PARENTS, especially mothers have been texting and calling; frantic and nervous about the increasing deaths from Japanese encephalitis, especially among children, even at the heel of reassurance of the Department of Health (DOH) that there is no case of human avian flu in the country.
Indeed, as of this writing, it appears that the scary bird flu has been contained, thanks to the aggressive and concerted efforts of government agencies as well as local officials, so much so that even our President Rody was seen enjoying a boodle fight with chicken and eggs as main gustatory delights. But then, here comes Japanese encephalitis.
Fact is, the brain and the spinal cord are remarkably resistant to infection but when they do get infected, the consequences as well as complications can be serious and even deadly. For example, meningitis is inflammation of the coverings of the brain-dura mater, arachnoid and pia mater- and the spinal cord. Encephalitis is a term which should be reserved for those pathologic states diseases of the brain in which inflammation and especially infection is the predominant.
In both meningitis and encephalitis, the causative organisms may be viruses, bacteria, fungus and even protozoa. However, although both are diseases of the central nervous system, in encephalitis, the affected part of the brain is the parenchyma or the brain tissue itself. If the infection extends to the spinal cord, then it is called encephalomyelitis.

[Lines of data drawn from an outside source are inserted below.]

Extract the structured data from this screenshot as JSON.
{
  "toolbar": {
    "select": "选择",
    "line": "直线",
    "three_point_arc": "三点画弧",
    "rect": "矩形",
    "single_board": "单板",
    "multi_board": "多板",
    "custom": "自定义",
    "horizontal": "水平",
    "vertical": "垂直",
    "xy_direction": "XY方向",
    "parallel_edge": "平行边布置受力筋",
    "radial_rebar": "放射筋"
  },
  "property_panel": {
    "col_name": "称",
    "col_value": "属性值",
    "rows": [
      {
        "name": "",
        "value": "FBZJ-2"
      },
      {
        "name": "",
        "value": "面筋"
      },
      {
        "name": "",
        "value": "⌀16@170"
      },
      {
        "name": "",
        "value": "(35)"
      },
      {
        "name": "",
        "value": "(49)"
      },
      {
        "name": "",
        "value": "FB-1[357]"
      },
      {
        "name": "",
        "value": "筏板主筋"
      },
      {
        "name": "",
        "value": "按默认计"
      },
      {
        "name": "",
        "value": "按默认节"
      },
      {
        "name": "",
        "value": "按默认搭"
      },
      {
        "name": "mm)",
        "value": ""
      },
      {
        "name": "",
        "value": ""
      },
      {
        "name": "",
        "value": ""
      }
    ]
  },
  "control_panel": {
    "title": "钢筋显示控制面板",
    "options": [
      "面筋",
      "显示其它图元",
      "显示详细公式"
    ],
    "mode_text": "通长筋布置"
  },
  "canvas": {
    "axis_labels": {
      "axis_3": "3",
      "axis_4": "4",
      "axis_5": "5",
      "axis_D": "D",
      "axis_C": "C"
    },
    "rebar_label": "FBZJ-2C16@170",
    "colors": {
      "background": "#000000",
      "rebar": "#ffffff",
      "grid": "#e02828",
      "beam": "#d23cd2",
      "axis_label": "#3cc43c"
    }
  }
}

Historically, Japanese encephalitis attracted worldwide attention and concern when large numbers of military personnel stationed in the Far East suffered from the disease.
That was 1924, it affected thousands of locals as well as foreigners and killed many of them. There seems to be seasonal pattern, spiking in incidence during the summer months. Admittedly, it continues to be a public health hazard.
The Japanese encephalitis is caused by a virus transmitted by the bite of the Culex mosquito. Like most encephalitis, the acute stage is associated with fever, severe headache, nausea and vomiting, with signs and symptoms of menigeal irritation like stiff neck. Encephalitis disrupts normal brain functions causing personality changes, some form of muscle weakness or paresis, confusion or delirium states, seizures, sleepiness that could deteriorate into coma.
Doctors and even specialists in neurology admit that during the acute stage of the disease, it is not easy to diagnose the illness, much less differentiate encephalitis from meningitis. A spinal tap - kinunan ng tubig sa likod - also called lumbar puncture is routine diagnostic procedure. Immunologic tests would show rise of antibodies to a particular virus. Problematic cases may require CATScan and even an MRI.
Anti-viral medicines are part and parcel of management of encephalitis on top of supportive and symptomatic treatment. Recovery would greatly depend on how early medical treatment is instituted before coma occurs.
Let's put our hands together and pray that a vaccine be available soon. Meanwhile, let's clean our surroundings let's, deprive that pesky Culex its breeding place and protect ourselves from its bite.